The records below must be repeated exactly, but without their pictures.

===== Data under study

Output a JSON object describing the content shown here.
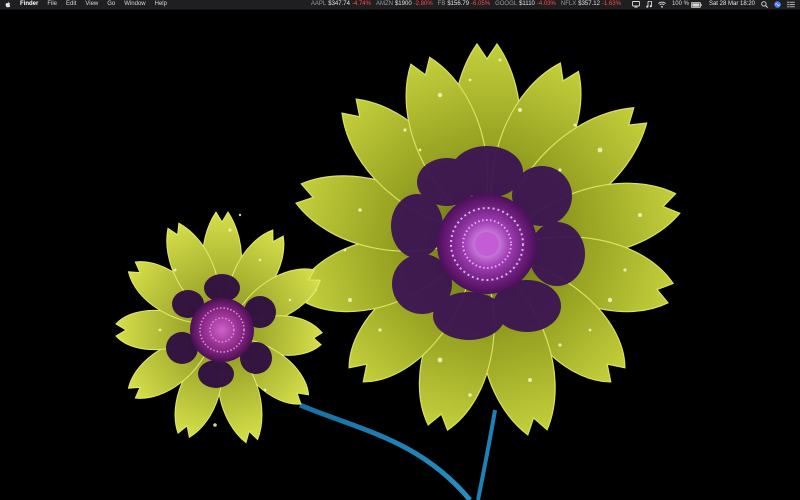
{
  "menubar": {
    "app_name": "Finder",
    "menus": [
      "File",
      "Edit",
      "View",
      "Go",
      "Window",
      "Help"
    ],
    "tickers": [
      {
        "symbol": "AAPL",
        "price": "$347.74",
        "change": "-4.74%"
      },
      {
        "symbol": "AMZN",
        "price": "$1900",
        "change": "-2.80%"
      },
      {
        "symbol": "FB",
        "price": "$156.79",
        "change": "-6.05%"
      },
      {
        "symbol": "GOOGL",
        "price": "$1110",
        "change": "-4.03%"
      },
      {
        "symbol": "NFLX",
        "price": "$357.12",
        "change": "-1.63%"
      }
    ],
    "battery_text": "100 %",
    "clock": "Sat 28 Mar  18:20",
    "status_icons": [
      "display-icon",
      "music-note-icon",
      "wifi-icon",
      "battery-icon",
      "search-icon",
      "siri-icon",
      "notification-center-icon"
    ],
    "ticker_change_color": "#ff4b4b"
  },
  "desktop": {
    "wallpaper": "ultraviolet-fluorescent-flowers",
    "background_color": "#000000"
  }
}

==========

**Exercise response:**
Output a JSON object describing the content shown here.
{
  "menubar": {
    "app_name": "Finder",
    "menus": [
      "File",
      "Edit",
      "View",
      "Go",
      "Window",
      "Help"
    ],
    "tickers": [
      {
        "symbol": "AAPL",
        "price": "$347.74",
        "change": "-4.74%"
      },
      {
        "symbol": "AMZN",
        "price": "$1900",
        "change": "-2.80%"
      },
      {
        "symbol": "FB",
        "price": "$156.79",
        "change": "-6.05%"
      },
      {
        "symbol": "GOOGL",
        "price": "$1110",
        "change": "-4.03%"
      },
      {
        "symbol": "NFLX",
        "price": "$357.12",
        "change": "-1.63%"
      }
    ],
    "battery_text": "100 %",
    "clock": "Sat 28 Mar  18:20",
    "status_icons": [
      "display-icon",
      "music-note-icon",
      "wifi-icon",
      "battery-icon",
      "search-icon",
      "siri-icon",
      "notification-center-icon"
    ],
    "ticker_change_color": "#ff4b4b"
  },
  "desktop": {
    "wallpaper": "ultraviolet-fluorescent-flowers",
    "background_color": "#000000"
  }
}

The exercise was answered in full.